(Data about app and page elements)
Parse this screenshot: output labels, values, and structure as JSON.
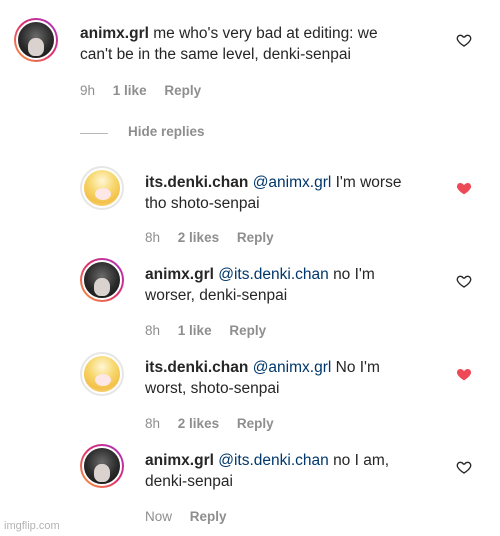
{
  "comments": [
    {
      "username": "animx.grl",
      "mention": "",
      "text_line1": "me who's very bad at editing: we",
      "text_line2": "can't be in the same level, denki-senpai",
      "time": "9h",
      "likes": "1 like",
      "reply": "Reply",
      "liked": false,
      "avatar_icon": "dark-hair-avatar"
    },
    {
      "username": "its.denki.chan",
      "mention": "@animx.grl",
      "text_line1": "I'm worse",
      "text_line2": "tho shoto-senpai",
      "time": "8h",
      "likes": "2 likes",
      "reply": "Reply",
      "liked": true,
      "avatar_icon": "blond-hair-avatar"
    },
    {
      "username": "animx.grl",
      "mention": "@its.denki.chan",
      "text_line1": "no I'm",
      "text_line2": "worser, denki-senpai",
      "time": "8h",
      "likes": "1 like",
      "reply": "Reply",
      "liked": false,
      "avatar_icon": "dark-hair-avatar"
    },
    {
      "username": "its.denki.chan",
      "mention": "@animx.grl",
      "text_line1": "No I'm",
      "text_line2": "worst, shoto-senpai",
      "time": "8h",
      "likes": "2 likes",
      "reply": "Reply",
      "liked": true,
      "avatar_icon": "blond-hair-avatar"
    },
    {
      "username": "animx.grl",
      "mention": "@its.denki.chan",
      "text_line1": "no I am,",
      "text_line2": "denki-senpai",
      "time": "Now",
      "likes": "",
      "reply": "Reply",
      "liked": false,
      "avatar_icon": "dark-hair-avatar"
    }
  ],
  "hide_replies_label": "Hide replies",
  "watermark": "imgflip.com",
  "colors": {
    "liked_heart": "#ed4956",
    "mention": "#00376b",
    "meta_gray": "#8e8e8e"
  }
}
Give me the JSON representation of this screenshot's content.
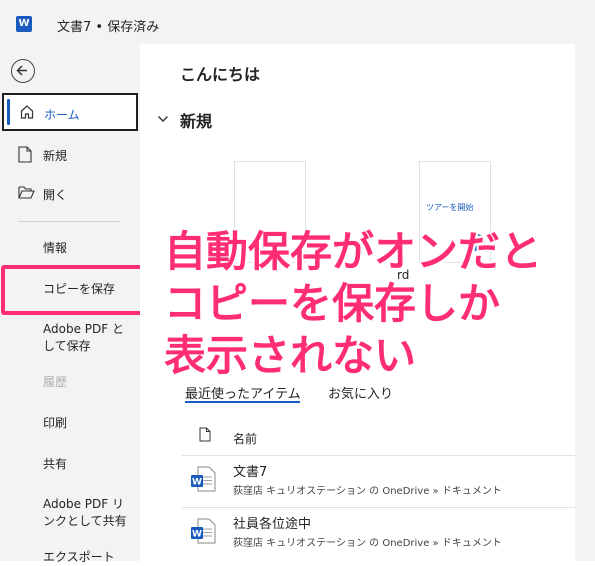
{
  "titlebar": {
    "doc_title": "文書7 • 保存済み",
    "app_icon": "word-icon"
  },
  "sidebar": {
    "back_icon": "back-arrow-icon",
    "home_label": "ホーム",
    "new_label": "新規",
    "open_label": "開く",
    "info_label": "情報",
    "save_copy_label": "コピーを保存",
    "adobe_pdf_save_label": "Adobe PDF と\nして保存",
    "history_label": "履歴",
    "print_label": "印刷",
    "share_label": "共有",
    "adobe_pdf_share_label": "Adobe PDF リ\nンクとして共有",
    "export_label": "エクスポート"
  },
  "main": {
    "greeting": "こんにちは",
    "new_heading": "新規",
    "templates": {
      "tour_caption": "ツアーを開始",
      "tour_name_fragment": "rd"
    },
    "tabs": {
      "recent": "最近使ったアイテム",
      "favorites": "お気に入り"
    },
    "list_header_name": "名前",
    "files": [
      {
        "name": "文書7",
        "path": "荻窪店 キュリオステーション の OneDrive » ドキュメント"
      },
      {
        "name": "社員各位途中",
        "path": "荻窪店 キュリオステーション の OneDrive » ドキュメント"
      }
    ]
  },
  "annotation": {
    "line1": "自動保存がオンだと",
    "line2": "コピーを保存しか",
    "line3": "表示されない",
    "color": "#ff2d76"
  }
}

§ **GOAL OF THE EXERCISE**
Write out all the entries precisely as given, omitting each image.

§ **EXPECTED ANSWER**
Parse this screenshot: output labels, values, and structure as JSON.
{
  "comments": [
    {
      "username": "animx.grl",
      "mention": "",
      "text_line1": "me who's very bad at editing: we",
      "text_line2": "can't be in the same level, denki-senpai",
      "time": "9h",
      "likes": "1 like",
      "reply": "Reply",
      "liked": false,
      "avatar_icon": "dark-hair-avatar"
    },
    {
      "username": "its.denki.chan",
      "mention": "@animx.grl",
      "text_line1": "I'm worse",
      "text_line2": "tho shoto-senpai",
      "time": "8h",
      "likes": "2 likes",
      "reply": "Reply",
      "liked": true,
      "avatar_icon": "blond-hair-avatar"
    },
    {
      "username": "animx.grl",
      "mention": "@its.denki.chan",
      "text_line1": "no I'm",
      "text_line2": "worser, denki-senpai",
      "time": "8h",
      "likes": "1 like",
      "reply": "Reply",
      "liked": false,
      "avatar_icon": "dark-hair-avatar"
    },
    {
      "username": "its.denki.chan",
      "mention": "@animx.grl",
      "text_line1": "No I'm",
      "text_line2": "worst, shoto-senpai",
      "time": "8h",
      "likes": "2 likes",
      "reply": "Reply",
      "liked": true,
      "avatar_icon": "blond-hair-avatar"
    },
    {
      "username": "animx.grl",
      "mention": "@its.denki.chan",
      "text_line1": "no I am,",
      "text_line2": "denki-senpai",
      "time": "Now",
      "likes": "",
      "reply": "Reply",
      "liked": false,
      "avatar_icon": "dark-hair-avatar"
    }
  ],
  "hide_replies_label": "Hide replies",
  "watermark": "imgflip.com",
  "colors": {
    "liked_heart": "#ed4956",
    "mention": "#00376b",
    "meta_gray": "#8e8e8e"
  }
}
Give me the JSON representation of this screenshot's content.
{
  "titlebar": {
    "doc_title": "文書7 • 保存済み",
    "app_icon": "word-icon"
  },
  "sidebar": {
    "back_icon": "back-arrow-icon",
    "home_label": "ホーム",
    "new_label": "新規",
    "open_label": "開く",
    "info_label": "情報",
    "save_copy_label": "コピーを保存",
    "adobe_pdf_save_label": "Adobe PDF と\nして保存",
    "history_label": "履歴",
    "print_label": "印刷",
    "share_label": "共有",
    "adobe_pdf_share_label": "Adobe PDF リ\nンクとして共有",
    "export_label": "エクスポート"
  },
  "main": {
    "greeting": "こんにちは",
    "new_heading": "新規",
    "templates": {
      "tour_caption": "ツアーを開始",
      "tour_name_fragment": "rd"
    },
    "tabs": {
      "recent": "最近使ったアイテム",
      "favorites": "お気に入り"
    },
    "list_header_name": "名前",
    "files": [
      {
        "name": "文書7",
        "path": "荻窪店 キュリオステーション の OneDrive » ドキュメント"
      },
      {
        "name": "社員各位途中",
        "path": "荻窪店 キュリオステーション の OneDrive » ドキュメント"
      }
    ]
  },
  "annotation": {
    "line1": "自動保存がオンだと",
    "line2": "コピーを保存しか",
    "line3": "表示されない",
    "color": "#ff2d76"
  }
}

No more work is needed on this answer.